Ms. Lamarre is known for her extensive background in classical concert works and her talents in musical theater.  Other Chicago credits include; her debut as Madame de la Grand Bouche in Beauty and the Beast with the Chicago Shakespeare Theater; Lily in Porgy in Bess with Court Theatre; and Aunt Elizabeth in The Nativity with Goodman Theatre, Congo Square Theatre collaboration.   In 2009, 2010, 2012, and 2013 she participated in South Shore Opera Company Concert Series.  Solo concert works include; Duke Ellington Sacred Concert, Mozart’s Requiem, Haydn’s Missa Sancti Nicolai, Schubert’s Mass in G, and Handel's Messiah.

Chicago Theater Beat Review

Joelle Lamarre gives a feisty wardrobe an operatic charm.” Beauty and the Beast

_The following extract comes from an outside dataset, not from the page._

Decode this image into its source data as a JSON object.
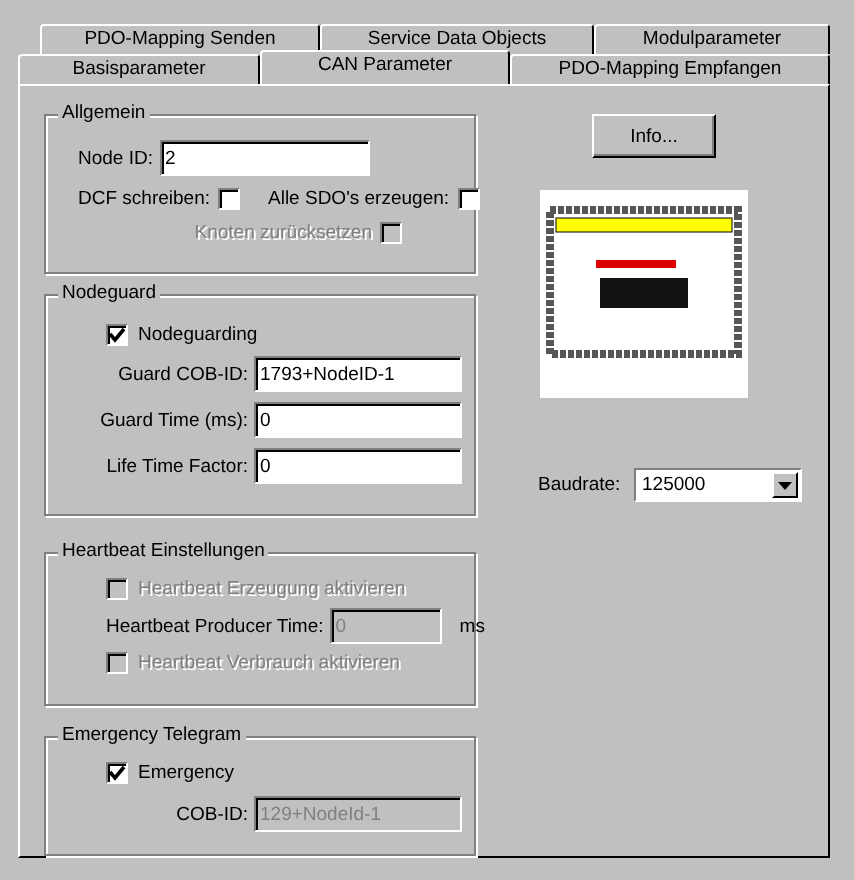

Daily Herald Review

“That sumptuous song, which finds strawberry seller LaMarre offering fruit to audience members, …”

“…kudos to … Joelle LaMarre, whose gorgeous voice gets an all-too-brief showcase during the exquisite street vendors' serenade.”

Splash Magazine Review

“When Joelle Lamarre (Lily) peddles her wares as the strawberry woman, she bestows samples of the sparkling berries to a couple of audience members as she sings her luscious lullaby, literally touching an audience that is already deeply engaged.”

Chicago Magazine Review

“The year-old company provides a stage for local African American talent, such as the Northwestern graduate Joelle Lamarre, whose voice Lynn describes as a “young Leontyne Price.”

International touring credits include Serena in Porgy and Bess (New York Harlem Productions). In 2006 she appeared in several shows at Universal Studios of Japan in Osaka, including the Blues Brothers and White Christmas Carol.

Her awards include the BRAVO award from Bel Canto Foundation, the ANNAMARIE GERTS AWARD from the Musicians Club of Women and several vocal scholarships for VoicExperience. She received a MM in vocal performance from Northwestern University, where she created the role of Flora in T. J. Anderson’s Slipknot.